Heads Up – An Increasing Risk of Florence Directly Impacting Southeast
Florence continues to be a potential threat for the Southeast coast of the United States.
The storm continues to move toward the west as a tropical storm, but over the next few days is forecast to rapidly intensify, potentially reaching Category 4 strength with wind forecast to reach 145 mph just off the shores of the southeastern United States.
The most recent measurements of the storm have it with maximum sustained wind of 65 mph, moving to west at 7 mph.
Florence is expected to rapidly intensify as it moves into warmer ocean waters at the same time wind shear acting against the storm continues to weaken. Between Sunday and Monday, the storm is expected go from a category 1 to category 3 storm, with max wind near 115 mph. After this, the storm is forecast to strengthen more.

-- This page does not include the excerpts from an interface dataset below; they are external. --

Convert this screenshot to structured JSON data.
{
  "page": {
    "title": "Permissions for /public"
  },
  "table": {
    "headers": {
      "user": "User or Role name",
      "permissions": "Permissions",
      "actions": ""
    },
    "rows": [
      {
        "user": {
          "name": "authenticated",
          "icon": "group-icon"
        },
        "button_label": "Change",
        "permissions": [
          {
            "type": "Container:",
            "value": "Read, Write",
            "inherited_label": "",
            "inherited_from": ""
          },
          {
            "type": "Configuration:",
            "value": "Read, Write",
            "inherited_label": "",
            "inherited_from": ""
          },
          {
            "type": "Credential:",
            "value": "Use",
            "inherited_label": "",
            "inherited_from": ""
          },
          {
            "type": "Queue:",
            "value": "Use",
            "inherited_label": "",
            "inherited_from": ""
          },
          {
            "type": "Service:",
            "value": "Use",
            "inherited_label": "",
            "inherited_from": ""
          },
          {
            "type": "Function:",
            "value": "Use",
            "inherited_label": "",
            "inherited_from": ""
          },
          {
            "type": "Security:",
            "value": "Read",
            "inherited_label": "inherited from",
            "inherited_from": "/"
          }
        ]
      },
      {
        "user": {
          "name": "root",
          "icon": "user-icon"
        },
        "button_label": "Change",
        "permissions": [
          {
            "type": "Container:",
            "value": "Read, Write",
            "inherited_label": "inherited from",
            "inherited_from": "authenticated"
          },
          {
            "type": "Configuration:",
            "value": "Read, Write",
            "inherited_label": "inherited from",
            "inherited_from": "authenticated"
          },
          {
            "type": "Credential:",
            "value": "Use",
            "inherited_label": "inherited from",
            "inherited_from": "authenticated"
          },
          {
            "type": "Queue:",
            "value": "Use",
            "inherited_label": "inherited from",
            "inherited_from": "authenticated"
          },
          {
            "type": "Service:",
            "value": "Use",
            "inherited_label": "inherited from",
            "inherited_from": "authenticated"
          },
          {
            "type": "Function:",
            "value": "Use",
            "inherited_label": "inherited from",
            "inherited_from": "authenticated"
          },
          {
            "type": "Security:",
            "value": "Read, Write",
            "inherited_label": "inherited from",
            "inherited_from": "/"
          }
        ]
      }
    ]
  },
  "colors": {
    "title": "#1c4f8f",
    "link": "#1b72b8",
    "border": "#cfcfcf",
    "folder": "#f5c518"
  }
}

By Tuesday and Wednesday, the 11th and 12th of September, Florence is forecast to be a major hurricane offshore of the Southeast coastline. While some previous forecast models have shown the system curving to the north, the latest forecast track from the National Hurricane Center has the storm moving more directly toward the Southeast coast. And each update from the major weather models continues to advertise the idea of a continued west-northwest track.
If you’re along the East coast and going to the beaches this weekend, be aware of dangerously-strong rip currents. Swells from Florence are expected to reach the seashore, so check the local beach conditions before you hop in the water.
Beyond the beach, folks along the East coast should ensure they have their hurricane plans in place. Continue to monitor the progress of Florence through the weekend. It is still too soon to determine exact location-by-location impacts, magnitude, and timing.
For WeatherNation, Meteorologists Steve Glazier & Marcus Walter